= ASSIGNMENT =
The listing that follows must be given again in full and exactly.

= PROVIDED RECORDS =
********************
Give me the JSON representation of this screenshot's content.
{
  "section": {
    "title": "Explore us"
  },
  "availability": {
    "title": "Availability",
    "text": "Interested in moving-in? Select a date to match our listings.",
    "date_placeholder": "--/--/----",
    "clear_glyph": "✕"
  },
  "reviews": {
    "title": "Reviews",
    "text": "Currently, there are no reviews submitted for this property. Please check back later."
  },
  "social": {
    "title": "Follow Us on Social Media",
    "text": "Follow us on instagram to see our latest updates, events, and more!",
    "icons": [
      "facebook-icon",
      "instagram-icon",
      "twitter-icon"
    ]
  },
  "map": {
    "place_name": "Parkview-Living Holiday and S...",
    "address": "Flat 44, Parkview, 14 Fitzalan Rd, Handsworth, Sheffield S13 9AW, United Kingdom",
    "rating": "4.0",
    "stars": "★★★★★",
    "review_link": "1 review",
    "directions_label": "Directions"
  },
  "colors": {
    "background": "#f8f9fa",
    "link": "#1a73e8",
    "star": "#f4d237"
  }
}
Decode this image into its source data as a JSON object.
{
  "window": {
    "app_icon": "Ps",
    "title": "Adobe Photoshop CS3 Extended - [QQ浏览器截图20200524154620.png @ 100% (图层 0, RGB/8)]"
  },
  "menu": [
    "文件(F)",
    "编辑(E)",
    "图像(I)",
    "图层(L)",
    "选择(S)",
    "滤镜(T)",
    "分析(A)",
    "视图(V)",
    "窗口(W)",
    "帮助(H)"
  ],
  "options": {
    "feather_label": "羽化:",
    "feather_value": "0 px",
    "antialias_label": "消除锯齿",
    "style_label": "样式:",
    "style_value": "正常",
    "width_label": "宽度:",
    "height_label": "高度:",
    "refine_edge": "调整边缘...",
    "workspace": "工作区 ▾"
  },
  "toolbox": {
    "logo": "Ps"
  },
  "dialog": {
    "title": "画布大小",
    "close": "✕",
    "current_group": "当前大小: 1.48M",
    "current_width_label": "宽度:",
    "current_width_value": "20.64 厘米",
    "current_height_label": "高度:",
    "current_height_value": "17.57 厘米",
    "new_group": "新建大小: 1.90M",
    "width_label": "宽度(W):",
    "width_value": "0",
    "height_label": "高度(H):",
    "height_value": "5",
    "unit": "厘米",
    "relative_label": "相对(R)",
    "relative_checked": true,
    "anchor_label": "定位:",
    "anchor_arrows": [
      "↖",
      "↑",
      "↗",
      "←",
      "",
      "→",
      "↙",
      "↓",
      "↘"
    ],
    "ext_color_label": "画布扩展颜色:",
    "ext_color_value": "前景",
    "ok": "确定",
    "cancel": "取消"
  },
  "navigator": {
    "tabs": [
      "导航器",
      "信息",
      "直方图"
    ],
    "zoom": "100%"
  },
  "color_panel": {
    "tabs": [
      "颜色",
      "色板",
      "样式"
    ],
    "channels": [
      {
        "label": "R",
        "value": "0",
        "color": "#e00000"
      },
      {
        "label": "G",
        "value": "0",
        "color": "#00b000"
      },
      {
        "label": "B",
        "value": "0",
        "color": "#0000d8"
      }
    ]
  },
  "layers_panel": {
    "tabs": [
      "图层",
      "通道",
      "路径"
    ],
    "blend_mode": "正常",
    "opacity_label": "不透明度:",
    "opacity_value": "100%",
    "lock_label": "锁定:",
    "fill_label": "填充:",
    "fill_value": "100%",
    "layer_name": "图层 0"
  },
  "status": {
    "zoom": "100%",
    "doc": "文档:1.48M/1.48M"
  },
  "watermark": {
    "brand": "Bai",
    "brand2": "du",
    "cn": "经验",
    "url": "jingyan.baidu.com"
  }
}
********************
= TASK OUTPUT =
Give me the JSON representation of this screenshot's content.
{
  "section": {
    "title": "Explore us"
  },
  "availability": {
    "title": "Availability",
    "text": "Interested in moving-in? Select a date to match our listings.",
    "date_placeholder": "--/--/----",
    "clear_glyph": "✕"
  },
  "reviews": {
    "title": "Reviews",
    "text": "Currently, there are no reviews submitted for this property. Please check back later."
  },
  "social": {
    "title": "Follow Us on Social Media",
    "text": "Follow us on instagram to see our latest updates, events, and more!",
    "icons": [
      "facebook-icon",
      "instagram-icon",
      "twitter-icon"
    ]
  },
  "map": {
    "place_name": "Parkview-Living Holiday and S...",
    "address": "Flat 44, Parkview, 14 Fitzalan Rd, Handsworth, Sheffield S13 9AW, United Kingdom",
    "rating": "4.0",
    "stars": "★★★★★",
    "review_link": "1 review",
    "directions_label": "Directions"
  },
  "colors": {
    "background": "#f8f9fa",
    "link": "#1a73e8",
    "star": "#f4d237"
  }
}
Decode this image into its source data as a JSON object.
{
  "window": {
    "app_icon": "Ps",
    "title": "Adobe Photoshop CS3 Extended - [QQ浏览器截图20200524154620.png @ 100% (图层 0, RGB/8)]"
  },
  "menu": [
    "文件(F)",
    "编辑(E)",
    "图像(I)",
    "图层(L)",
    "选择(S)",
    "滤镜(T)",
    "分析(A)",
    "视图(V)",
    "窗口(W)",
    "帮助(H)"
  ],
  "options": {
    "feather_label": "羽化:",
    "feather_value": "0 px",
    "antialias_label": "消除锯齿",
    "style_label": "样式:",
    "style_value": "正常",
    "width_label": "宽度:",
    "height_label": "高度:",
    "refine_edge": "调整边缘...",
    "workspace": "工作区 ▾"
  },
  "toolbox": {
    "logo": "Ps"
  },
  "dialog": {
    "title": "画布大小",
    "close": "✕",
    "current_group": "当前大小: 1.48M",
    "current_width_label": "宽度:",
    "current_width_value": "20.64 厘米",
    "current_height_label": "高度:",
    "current_height_value": "17.57 厘米",
    "new_group": "新建大小: 1.90M",
    "width_label": "宽度(W):",
    "width_value": "0",
    "height_label": "高度(H):",
    "height_value": "5",
    "unit": "厘米",
    "relative_label": "相对(R)",
    "relative_checked": true,
    "anchor_label": "定位:",
    "anchor_arrows": [
      "↖",
      "↑",
      "↗",
      "←",
      "",
      "→",
      "↙",
      "↓",
      "↘"
    ],
    "ext_color_label": "画布扩展颜色:",
    "ext_color_value": "前景",
    "ok": "确定",
    "cancel": "取消"
  },
  "navigator": {
    "tabs": [
      "导航器",
      "信息",
      "直方图"
    ],
    "zoom": "100%"
  },
  "color_panel": {
    "tabs": [
      "颜色",
      "色板",
      "样式"
    ],
    "channels": [
      {
        "label": "R",
        "value": "0",
        "color": "#e00000"
      },
      {
        "label": "G",
        "value": "0",
        "color": "#00b000"
      },
      {
        "label": "B",
        "value": "0",
        "color": "#0000d8"
      }
    ]
  },
  "layers_panel": {
    "tabs": [
      "图层",
      "通道",
      "路径"
    ],
    "blend_mode": "正常",
    "opacity_label": "不透明度:",
    "opacity_value": "100%",
    "lock_label": "锁定:",
    "fill_label": "填充:",
    "fill_value": "100%",
    "layer_name": "图层 0"
  },
  "status": {
    "zoom": "100%",
    "doc": "文档:1.48M/1.48M"
  },
  "watermark": {
    "brand": "Bai",
    "brand2": "du",
    "cn": "经验",
    "url": "jingyan.baidu.com"
  }
}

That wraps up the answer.